[Opening Study material section]
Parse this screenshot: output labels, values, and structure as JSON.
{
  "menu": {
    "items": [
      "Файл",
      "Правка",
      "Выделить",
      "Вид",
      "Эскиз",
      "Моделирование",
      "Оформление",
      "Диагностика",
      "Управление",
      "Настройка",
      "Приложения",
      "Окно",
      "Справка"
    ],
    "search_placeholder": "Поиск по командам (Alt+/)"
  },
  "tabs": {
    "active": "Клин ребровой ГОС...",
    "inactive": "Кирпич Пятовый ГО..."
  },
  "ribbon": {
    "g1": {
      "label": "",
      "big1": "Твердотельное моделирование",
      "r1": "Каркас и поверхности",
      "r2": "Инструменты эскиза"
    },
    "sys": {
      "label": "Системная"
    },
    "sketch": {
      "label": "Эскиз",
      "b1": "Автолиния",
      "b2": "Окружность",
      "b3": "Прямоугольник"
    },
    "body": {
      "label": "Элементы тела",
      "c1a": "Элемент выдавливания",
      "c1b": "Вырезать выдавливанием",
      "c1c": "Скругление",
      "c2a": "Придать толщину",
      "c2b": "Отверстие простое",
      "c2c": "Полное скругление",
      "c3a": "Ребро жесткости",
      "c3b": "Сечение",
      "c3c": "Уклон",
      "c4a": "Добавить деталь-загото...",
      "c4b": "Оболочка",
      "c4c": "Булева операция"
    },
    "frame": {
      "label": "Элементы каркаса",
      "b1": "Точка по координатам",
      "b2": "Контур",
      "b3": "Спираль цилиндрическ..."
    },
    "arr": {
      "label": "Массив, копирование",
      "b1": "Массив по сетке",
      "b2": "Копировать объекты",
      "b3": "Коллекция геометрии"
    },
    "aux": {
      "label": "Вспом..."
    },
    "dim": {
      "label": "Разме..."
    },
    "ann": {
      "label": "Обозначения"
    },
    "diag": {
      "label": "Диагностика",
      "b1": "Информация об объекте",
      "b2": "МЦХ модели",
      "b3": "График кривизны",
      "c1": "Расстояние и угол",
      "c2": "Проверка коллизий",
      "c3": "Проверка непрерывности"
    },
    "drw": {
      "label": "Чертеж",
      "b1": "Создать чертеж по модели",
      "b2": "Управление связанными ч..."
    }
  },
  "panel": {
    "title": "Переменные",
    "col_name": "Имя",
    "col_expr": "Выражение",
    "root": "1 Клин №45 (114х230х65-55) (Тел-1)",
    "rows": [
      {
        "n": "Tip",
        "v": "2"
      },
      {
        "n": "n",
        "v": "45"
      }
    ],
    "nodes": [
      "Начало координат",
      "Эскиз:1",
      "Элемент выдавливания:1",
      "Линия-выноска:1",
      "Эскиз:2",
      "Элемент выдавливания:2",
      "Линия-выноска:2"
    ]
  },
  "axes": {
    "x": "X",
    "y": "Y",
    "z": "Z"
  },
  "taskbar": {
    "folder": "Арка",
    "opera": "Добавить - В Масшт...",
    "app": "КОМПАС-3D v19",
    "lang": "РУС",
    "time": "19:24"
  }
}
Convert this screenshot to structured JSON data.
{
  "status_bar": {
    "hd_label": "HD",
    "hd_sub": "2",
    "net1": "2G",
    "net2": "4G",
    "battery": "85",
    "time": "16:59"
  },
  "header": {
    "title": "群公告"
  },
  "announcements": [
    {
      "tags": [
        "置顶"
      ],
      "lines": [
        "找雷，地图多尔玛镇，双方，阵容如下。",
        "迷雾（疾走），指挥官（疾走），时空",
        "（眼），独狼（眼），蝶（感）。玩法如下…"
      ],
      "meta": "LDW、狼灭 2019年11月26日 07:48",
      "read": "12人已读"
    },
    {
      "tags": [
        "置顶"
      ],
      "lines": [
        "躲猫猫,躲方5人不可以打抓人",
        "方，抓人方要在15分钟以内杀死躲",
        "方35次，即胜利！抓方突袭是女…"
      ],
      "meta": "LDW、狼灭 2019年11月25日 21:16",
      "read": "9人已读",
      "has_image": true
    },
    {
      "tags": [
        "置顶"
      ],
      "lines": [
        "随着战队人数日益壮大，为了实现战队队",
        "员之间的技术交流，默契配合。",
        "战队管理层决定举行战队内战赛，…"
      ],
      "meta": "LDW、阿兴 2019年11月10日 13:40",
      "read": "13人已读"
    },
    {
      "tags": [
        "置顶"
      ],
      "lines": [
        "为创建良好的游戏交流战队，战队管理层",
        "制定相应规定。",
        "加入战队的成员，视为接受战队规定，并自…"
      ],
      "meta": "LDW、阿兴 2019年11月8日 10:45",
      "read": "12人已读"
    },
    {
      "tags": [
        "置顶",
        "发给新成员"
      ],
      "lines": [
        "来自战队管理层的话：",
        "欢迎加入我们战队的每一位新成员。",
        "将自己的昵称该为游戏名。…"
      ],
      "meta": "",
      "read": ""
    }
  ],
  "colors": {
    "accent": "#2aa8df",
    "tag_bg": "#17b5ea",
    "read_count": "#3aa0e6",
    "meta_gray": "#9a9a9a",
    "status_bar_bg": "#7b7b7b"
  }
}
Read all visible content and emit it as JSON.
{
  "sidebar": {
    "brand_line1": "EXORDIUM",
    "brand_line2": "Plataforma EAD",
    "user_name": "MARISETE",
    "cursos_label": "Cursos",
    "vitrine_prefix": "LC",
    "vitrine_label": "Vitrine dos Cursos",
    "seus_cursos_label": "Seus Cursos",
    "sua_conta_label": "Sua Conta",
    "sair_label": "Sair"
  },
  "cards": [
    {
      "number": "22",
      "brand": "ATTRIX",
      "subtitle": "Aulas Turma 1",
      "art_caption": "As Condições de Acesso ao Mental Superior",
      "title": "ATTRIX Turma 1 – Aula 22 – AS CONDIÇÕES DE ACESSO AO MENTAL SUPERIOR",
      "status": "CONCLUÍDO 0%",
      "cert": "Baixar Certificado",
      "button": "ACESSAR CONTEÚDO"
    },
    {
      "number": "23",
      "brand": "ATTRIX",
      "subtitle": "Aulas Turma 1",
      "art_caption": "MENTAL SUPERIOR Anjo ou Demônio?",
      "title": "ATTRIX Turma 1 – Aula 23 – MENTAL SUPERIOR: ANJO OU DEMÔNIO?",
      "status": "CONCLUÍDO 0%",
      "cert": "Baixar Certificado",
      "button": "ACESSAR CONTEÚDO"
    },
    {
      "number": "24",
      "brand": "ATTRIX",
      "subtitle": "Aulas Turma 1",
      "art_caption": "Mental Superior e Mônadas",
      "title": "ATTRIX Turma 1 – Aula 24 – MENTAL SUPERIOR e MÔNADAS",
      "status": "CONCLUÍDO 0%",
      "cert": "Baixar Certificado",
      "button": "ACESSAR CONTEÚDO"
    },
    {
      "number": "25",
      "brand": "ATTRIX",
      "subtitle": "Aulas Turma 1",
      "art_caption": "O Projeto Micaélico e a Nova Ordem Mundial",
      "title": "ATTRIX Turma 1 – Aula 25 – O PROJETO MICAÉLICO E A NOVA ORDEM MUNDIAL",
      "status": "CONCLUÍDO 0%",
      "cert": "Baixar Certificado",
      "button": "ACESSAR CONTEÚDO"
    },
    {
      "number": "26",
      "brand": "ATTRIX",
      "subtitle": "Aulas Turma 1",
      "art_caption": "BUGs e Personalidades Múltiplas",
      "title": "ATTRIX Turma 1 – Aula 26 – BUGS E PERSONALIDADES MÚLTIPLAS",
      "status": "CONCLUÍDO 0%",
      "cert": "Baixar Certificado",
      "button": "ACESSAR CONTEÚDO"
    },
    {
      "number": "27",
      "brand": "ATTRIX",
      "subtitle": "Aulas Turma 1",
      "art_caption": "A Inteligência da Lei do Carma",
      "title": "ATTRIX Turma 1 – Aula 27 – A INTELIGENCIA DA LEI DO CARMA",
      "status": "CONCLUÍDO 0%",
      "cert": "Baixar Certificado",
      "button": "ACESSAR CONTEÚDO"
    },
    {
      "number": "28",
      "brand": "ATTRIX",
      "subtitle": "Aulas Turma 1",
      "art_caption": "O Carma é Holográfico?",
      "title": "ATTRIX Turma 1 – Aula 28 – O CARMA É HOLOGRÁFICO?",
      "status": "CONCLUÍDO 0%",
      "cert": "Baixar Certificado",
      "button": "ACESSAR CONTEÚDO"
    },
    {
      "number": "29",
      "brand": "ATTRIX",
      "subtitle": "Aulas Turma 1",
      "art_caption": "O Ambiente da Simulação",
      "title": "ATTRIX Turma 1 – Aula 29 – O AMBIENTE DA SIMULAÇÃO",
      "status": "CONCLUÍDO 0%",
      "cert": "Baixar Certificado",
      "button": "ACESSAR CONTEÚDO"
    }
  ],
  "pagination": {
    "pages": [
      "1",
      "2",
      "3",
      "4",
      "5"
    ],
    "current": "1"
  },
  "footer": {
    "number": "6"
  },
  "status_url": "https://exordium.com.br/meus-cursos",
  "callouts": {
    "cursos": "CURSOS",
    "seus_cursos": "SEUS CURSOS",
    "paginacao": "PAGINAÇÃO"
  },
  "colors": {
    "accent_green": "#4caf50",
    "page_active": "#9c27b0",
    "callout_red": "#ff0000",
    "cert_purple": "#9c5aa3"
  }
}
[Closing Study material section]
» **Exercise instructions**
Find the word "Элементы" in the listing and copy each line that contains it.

» **Exercise answer**
      "label": "Элементы тела",
      "label": "Элементы каркаса",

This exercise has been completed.